## AIM OF THE EXERCISE
Find each line in the records below that contains the word "nodes", and copy it out.

[SOURCE DATA]

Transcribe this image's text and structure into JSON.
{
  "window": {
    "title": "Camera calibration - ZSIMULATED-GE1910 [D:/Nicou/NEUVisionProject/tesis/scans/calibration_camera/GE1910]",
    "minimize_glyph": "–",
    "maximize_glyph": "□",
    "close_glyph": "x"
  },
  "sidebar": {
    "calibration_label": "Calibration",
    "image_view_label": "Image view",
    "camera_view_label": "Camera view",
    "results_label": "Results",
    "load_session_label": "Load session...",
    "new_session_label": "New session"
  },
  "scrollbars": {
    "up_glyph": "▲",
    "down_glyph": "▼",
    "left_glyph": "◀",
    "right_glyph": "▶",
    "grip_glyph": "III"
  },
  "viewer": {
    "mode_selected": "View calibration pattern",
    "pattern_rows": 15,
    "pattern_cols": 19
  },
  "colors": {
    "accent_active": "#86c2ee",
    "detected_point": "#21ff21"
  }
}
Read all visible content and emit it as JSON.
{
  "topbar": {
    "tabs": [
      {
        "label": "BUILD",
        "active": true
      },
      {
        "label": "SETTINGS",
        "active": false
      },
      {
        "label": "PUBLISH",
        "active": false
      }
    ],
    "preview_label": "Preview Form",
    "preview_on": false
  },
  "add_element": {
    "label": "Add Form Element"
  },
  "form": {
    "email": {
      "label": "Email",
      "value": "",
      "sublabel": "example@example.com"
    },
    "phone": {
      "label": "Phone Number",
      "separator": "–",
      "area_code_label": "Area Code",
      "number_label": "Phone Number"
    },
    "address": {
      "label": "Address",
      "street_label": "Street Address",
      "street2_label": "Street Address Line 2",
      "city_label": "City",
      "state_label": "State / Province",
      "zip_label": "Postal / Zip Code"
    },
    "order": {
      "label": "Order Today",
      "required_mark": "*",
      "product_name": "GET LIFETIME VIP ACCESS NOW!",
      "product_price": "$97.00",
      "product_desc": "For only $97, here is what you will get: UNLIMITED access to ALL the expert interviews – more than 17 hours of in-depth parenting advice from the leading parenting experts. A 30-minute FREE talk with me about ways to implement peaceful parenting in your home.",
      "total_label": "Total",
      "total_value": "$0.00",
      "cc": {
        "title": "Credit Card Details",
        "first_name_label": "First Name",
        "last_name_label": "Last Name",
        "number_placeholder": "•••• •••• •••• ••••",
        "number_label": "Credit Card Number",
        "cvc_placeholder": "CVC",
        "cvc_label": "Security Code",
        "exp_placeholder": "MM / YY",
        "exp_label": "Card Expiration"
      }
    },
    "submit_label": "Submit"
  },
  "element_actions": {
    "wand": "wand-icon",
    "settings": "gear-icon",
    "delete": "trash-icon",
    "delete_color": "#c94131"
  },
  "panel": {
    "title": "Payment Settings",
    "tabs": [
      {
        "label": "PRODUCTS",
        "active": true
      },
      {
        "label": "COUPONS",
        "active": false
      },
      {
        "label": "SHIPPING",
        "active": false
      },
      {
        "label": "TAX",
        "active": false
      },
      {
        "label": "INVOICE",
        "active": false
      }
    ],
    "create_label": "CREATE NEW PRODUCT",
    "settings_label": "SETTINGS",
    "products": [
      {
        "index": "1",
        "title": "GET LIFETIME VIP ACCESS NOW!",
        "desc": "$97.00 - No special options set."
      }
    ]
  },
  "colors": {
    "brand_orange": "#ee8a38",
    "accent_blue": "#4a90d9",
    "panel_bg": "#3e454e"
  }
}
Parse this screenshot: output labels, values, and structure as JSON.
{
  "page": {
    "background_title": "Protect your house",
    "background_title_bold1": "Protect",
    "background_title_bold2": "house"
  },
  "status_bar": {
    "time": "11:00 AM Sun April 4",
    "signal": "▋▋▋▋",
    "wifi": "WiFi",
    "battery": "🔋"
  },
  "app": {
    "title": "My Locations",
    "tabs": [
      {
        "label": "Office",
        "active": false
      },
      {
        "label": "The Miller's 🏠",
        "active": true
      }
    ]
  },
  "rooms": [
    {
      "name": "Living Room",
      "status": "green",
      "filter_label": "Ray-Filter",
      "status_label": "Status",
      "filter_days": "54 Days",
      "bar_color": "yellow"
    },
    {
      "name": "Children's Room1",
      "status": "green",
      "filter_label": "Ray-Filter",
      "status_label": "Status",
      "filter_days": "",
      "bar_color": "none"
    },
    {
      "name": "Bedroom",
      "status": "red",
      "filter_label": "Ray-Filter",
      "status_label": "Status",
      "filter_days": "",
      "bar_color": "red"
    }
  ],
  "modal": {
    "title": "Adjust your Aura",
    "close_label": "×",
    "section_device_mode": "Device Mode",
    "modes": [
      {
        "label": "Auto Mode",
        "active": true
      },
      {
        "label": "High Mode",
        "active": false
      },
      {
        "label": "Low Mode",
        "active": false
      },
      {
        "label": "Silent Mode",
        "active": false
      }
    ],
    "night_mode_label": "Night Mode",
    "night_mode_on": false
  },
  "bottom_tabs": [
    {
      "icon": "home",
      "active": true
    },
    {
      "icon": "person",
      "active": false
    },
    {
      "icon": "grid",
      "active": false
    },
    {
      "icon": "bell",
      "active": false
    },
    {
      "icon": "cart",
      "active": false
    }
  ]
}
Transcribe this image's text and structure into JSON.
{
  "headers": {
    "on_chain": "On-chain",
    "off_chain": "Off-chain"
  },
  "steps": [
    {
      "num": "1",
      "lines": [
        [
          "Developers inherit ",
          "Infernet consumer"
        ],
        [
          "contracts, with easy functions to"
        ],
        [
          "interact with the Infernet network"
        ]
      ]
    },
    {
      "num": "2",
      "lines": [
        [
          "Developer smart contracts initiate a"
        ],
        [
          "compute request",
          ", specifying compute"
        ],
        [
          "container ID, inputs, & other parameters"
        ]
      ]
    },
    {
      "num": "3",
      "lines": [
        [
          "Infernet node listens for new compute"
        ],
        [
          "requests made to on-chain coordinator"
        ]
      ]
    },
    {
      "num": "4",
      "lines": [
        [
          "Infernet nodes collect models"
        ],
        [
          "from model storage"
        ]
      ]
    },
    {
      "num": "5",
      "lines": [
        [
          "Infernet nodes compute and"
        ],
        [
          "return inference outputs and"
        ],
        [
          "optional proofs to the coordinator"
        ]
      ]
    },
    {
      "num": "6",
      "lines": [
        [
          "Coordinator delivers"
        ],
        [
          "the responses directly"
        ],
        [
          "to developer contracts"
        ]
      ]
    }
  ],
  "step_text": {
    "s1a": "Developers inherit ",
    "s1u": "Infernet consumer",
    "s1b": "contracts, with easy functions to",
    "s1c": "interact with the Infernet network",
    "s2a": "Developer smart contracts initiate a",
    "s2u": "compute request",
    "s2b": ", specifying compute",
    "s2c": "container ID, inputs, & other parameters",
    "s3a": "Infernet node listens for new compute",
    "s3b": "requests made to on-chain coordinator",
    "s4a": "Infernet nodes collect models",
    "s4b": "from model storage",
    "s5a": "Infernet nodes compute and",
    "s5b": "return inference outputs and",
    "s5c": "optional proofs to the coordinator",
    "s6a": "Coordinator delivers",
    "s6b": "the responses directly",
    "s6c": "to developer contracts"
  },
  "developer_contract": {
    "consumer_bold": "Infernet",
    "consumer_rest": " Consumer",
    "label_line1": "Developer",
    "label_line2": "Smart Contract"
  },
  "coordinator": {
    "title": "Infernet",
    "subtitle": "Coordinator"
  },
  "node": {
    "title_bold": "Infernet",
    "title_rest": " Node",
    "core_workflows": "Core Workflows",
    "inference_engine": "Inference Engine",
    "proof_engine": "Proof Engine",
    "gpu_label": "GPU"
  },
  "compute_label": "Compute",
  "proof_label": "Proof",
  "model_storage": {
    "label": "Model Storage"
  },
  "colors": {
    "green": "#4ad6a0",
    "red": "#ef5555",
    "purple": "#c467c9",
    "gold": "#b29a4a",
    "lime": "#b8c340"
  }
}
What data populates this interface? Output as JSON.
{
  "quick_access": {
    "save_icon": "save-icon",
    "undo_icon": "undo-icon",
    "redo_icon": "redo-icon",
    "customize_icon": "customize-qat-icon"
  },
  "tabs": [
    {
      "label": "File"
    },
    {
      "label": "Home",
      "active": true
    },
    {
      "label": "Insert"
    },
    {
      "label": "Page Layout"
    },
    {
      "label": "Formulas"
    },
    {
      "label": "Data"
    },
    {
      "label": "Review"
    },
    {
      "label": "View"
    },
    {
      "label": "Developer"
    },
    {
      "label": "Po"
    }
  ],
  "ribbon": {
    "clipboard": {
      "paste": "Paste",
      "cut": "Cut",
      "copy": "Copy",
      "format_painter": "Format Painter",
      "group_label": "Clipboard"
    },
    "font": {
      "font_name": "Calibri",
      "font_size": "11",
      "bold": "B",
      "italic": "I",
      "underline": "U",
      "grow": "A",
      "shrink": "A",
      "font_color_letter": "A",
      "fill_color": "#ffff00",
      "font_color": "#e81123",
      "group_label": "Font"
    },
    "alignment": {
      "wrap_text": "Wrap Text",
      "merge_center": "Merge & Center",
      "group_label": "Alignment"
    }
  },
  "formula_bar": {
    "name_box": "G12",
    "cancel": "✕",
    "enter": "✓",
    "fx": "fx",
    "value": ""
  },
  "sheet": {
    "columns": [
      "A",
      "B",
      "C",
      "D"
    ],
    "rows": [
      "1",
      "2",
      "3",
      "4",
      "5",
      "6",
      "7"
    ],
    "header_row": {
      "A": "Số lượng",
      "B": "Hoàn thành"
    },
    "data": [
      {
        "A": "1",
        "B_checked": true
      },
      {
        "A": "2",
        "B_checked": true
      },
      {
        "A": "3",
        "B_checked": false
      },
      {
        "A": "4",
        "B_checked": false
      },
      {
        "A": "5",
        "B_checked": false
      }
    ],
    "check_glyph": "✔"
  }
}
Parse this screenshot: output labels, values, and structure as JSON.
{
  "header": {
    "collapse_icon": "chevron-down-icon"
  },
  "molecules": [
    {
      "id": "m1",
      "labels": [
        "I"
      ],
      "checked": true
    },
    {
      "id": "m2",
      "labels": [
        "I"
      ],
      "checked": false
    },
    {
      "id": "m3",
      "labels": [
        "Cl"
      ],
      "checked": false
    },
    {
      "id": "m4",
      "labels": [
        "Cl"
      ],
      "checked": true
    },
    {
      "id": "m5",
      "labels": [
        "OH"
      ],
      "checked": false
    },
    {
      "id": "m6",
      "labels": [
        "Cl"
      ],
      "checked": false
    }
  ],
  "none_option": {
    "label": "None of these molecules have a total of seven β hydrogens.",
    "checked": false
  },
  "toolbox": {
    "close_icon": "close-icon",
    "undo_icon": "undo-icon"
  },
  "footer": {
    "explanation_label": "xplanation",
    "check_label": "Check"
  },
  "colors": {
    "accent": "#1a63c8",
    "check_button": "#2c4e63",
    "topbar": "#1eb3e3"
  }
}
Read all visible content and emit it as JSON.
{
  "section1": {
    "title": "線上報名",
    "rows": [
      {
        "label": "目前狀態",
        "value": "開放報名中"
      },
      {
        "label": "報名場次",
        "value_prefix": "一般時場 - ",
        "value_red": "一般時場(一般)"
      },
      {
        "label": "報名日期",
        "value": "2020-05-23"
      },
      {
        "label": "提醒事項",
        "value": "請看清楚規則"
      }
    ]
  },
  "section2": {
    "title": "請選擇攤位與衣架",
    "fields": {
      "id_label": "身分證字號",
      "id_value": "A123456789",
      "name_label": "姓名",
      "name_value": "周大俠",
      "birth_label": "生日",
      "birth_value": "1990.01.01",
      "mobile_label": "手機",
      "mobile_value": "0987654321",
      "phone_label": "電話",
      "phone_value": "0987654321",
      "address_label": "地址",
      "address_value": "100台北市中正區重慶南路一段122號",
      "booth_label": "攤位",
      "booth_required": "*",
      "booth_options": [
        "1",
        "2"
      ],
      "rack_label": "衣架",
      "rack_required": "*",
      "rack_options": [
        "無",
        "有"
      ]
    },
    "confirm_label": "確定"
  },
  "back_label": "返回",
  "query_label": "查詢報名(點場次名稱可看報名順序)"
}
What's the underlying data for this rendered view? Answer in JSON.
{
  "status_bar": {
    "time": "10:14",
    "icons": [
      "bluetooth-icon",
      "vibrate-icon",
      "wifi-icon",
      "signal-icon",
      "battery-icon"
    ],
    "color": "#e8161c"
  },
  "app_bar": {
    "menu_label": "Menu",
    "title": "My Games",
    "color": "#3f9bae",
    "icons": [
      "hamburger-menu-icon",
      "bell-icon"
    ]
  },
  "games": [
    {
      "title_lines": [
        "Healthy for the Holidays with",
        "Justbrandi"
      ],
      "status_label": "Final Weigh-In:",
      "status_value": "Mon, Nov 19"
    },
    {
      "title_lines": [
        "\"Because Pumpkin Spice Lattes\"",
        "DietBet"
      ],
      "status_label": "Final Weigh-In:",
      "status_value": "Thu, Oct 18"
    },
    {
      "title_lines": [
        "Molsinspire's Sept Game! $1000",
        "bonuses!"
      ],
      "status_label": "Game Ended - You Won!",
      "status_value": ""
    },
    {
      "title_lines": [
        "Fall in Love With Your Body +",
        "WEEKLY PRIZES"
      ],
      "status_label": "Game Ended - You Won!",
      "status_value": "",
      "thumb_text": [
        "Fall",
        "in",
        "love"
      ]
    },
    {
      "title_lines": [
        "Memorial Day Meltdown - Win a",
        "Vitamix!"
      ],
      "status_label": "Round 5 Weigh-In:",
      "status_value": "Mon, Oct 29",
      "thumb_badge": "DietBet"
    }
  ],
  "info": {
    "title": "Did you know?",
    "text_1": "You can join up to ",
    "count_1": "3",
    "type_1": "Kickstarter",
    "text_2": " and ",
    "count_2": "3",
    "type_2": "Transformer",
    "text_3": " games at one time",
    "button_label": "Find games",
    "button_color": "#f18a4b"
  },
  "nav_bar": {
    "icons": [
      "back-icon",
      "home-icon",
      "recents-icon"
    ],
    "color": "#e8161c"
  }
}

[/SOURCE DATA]

## EXERCISE RESULT
          "Infernet nodes collect models"
          "Infernet nodes compute and"
    "s4a": "Infernet nodes collect models",
    "s5a": "Infernet nodes compute and",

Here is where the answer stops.